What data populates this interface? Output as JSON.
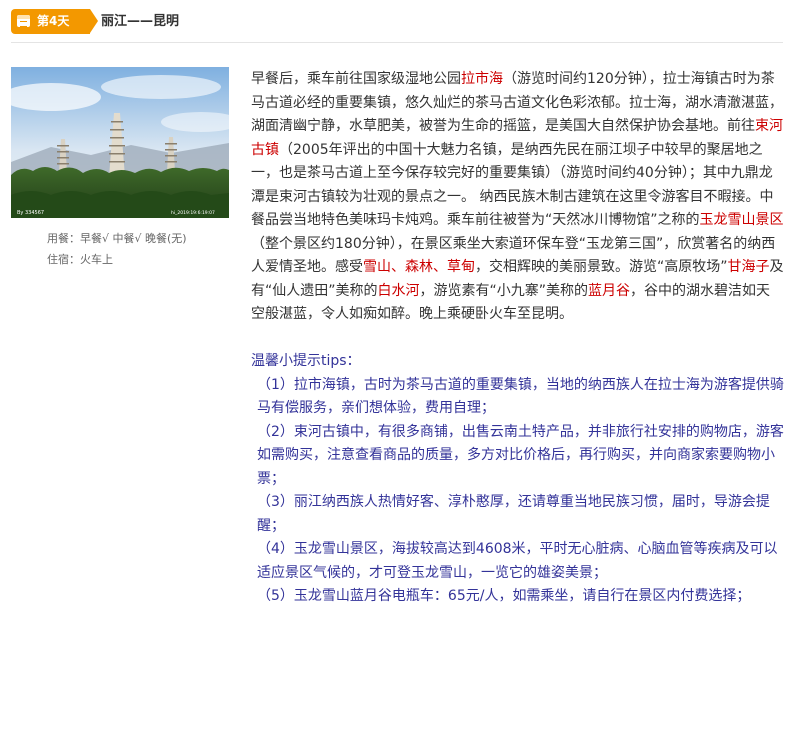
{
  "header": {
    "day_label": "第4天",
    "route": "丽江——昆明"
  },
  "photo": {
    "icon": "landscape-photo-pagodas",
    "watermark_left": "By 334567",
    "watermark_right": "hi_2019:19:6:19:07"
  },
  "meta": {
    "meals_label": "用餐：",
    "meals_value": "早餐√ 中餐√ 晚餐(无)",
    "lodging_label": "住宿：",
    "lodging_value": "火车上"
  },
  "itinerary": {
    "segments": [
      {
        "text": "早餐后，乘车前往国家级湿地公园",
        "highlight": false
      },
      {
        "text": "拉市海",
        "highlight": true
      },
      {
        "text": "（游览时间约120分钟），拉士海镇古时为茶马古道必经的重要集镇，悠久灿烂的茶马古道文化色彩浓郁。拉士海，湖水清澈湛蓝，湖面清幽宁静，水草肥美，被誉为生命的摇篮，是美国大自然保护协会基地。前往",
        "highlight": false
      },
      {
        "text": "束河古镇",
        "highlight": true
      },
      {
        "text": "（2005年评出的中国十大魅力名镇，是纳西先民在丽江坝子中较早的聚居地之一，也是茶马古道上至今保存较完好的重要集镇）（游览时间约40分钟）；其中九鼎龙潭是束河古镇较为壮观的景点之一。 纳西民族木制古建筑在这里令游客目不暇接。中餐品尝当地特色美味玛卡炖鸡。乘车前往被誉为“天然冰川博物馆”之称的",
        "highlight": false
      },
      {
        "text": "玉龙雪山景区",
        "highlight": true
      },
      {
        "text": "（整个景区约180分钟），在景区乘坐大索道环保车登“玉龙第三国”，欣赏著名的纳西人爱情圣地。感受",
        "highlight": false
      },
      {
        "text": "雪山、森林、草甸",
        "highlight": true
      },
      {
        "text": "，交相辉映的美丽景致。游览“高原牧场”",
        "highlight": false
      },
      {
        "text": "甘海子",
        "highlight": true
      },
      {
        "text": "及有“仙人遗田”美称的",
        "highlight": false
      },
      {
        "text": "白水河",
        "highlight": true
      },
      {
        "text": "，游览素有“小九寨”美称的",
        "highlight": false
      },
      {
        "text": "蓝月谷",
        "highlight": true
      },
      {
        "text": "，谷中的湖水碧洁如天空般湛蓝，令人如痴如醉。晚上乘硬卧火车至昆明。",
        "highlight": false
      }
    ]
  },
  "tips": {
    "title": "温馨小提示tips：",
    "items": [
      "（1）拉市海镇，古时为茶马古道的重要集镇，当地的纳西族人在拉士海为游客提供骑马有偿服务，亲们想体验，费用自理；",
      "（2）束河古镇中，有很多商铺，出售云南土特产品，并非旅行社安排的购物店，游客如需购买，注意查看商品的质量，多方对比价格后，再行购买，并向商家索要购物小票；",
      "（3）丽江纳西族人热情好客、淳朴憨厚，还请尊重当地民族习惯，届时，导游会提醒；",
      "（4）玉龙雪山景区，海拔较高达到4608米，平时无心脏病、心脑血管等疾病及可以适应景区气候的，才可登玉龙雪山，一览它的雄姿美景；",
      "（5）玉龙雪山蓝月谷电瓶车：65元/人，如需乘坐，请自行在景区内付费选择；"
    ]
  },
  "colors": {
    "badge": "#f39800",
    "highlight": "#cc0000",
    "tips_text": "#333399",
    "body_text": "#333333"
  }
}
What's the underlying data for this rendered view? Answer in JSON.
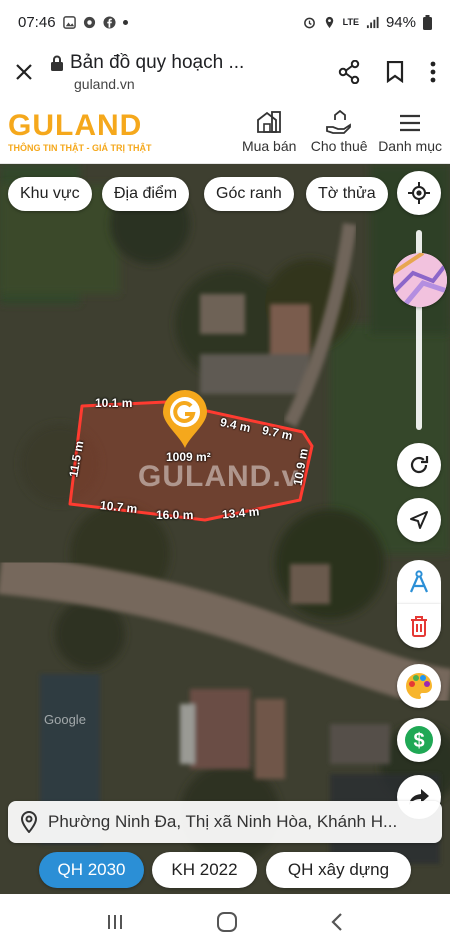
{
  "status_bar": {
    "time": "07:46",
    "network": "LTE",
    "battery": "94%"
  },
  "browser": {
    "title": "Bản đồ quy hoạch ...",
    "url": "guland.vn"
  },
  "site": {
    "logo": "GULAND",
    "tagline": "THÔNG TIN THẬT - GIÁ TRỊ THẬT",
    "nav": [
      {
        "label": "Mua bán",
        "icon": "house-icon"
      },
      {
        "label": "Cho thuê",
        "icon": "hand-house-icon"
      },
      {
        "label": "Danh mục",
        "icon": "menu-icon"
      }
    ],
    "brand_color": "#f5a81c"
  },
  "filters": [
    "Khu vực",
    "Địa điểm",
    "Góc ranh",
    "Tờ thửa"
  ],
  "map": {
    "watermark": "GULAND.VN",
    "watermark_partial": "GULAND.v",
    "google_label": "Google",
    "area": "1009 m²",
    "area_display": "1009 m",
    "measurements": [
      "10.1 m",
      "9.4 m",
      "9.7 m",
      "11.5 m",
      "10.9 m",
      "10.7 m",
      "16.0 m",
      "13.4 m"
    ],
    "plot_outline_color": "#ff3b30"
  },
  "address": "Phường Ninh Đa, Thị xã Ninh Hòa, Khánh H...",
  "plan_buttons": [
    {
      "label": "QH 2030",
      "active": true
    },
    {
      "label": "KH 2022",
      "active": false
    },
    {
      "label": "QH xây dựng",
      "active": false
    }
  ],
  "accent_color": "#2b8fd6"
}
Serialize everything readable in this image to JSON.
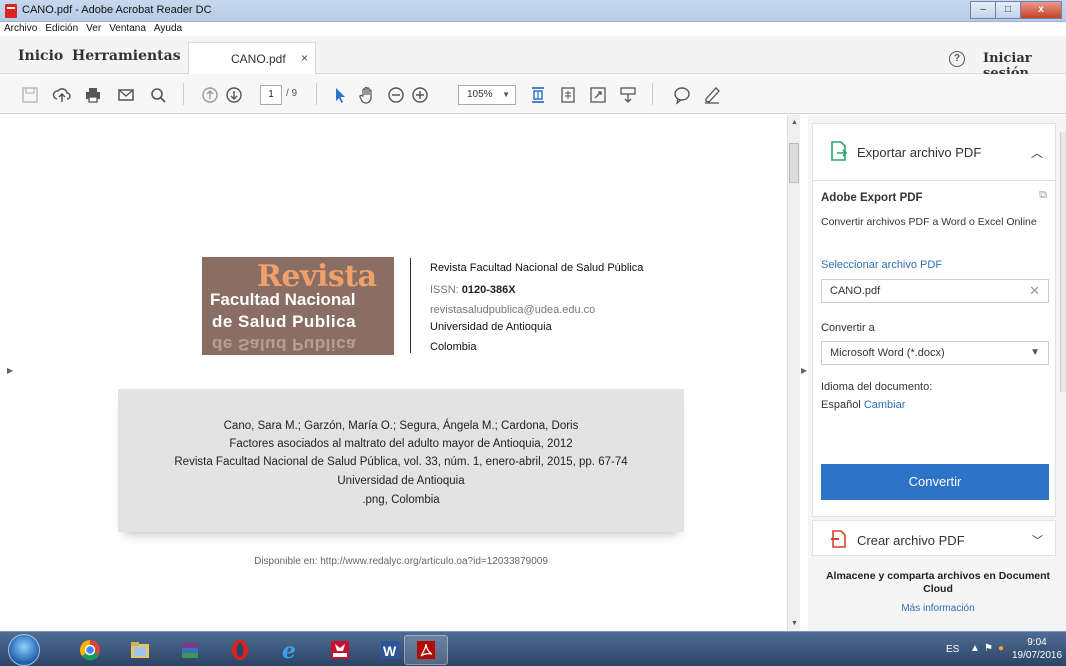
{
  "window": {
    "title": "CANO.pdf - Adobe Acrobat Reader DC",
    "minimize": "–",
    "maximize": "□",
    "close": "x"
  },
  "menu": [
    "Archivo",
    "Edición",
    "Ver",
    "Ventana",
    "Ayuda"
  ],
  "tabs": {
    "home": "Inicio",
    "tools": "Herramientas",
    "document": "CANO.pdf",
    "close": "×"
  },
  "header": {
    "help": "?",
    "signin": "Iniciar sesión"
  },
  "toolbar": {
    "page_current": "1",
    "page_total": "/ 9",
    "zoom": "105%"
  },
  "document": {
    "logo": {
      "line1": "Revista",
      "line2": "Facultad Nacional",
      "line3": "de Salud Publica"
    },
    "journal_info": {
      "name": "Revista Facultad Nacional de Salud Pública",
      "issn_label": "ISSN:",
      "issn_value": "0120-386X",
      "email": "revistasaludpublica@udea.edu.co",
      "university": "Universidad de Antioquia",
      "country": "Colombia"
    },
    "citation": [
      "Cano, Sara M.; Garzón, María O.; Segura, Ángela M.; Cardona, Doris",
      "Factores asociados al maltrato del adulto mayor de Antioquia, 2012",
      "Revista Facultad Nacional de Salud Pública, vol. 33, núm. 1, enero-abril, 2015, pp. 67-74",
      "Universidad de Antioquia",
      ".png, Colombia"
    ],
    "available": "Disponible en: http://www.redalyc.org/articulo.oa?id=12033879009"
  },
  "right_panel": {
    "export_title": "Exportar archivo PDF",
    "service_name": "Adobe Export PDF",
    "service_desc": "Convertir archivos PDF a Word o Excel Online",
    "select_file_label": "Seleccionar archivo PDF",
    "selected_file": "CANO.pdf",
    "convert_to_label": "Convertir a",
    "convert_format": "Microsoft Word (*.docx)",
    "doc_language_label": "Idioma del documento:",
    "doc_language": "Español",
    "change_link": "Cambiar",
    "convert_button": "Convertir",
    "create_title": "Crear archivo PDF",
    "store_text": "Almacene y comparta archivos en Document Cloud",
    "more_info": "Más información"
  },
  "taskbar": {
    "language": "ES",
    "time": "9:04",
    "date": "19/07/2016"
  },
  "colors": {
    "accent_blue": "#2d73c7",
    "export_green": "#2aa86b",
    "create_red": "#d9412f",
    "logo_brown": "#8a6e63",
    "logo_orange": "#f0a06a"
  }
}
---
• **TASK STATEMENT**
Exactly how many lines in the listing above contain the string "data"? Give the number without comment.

• **WRITTEN ANSWER**
2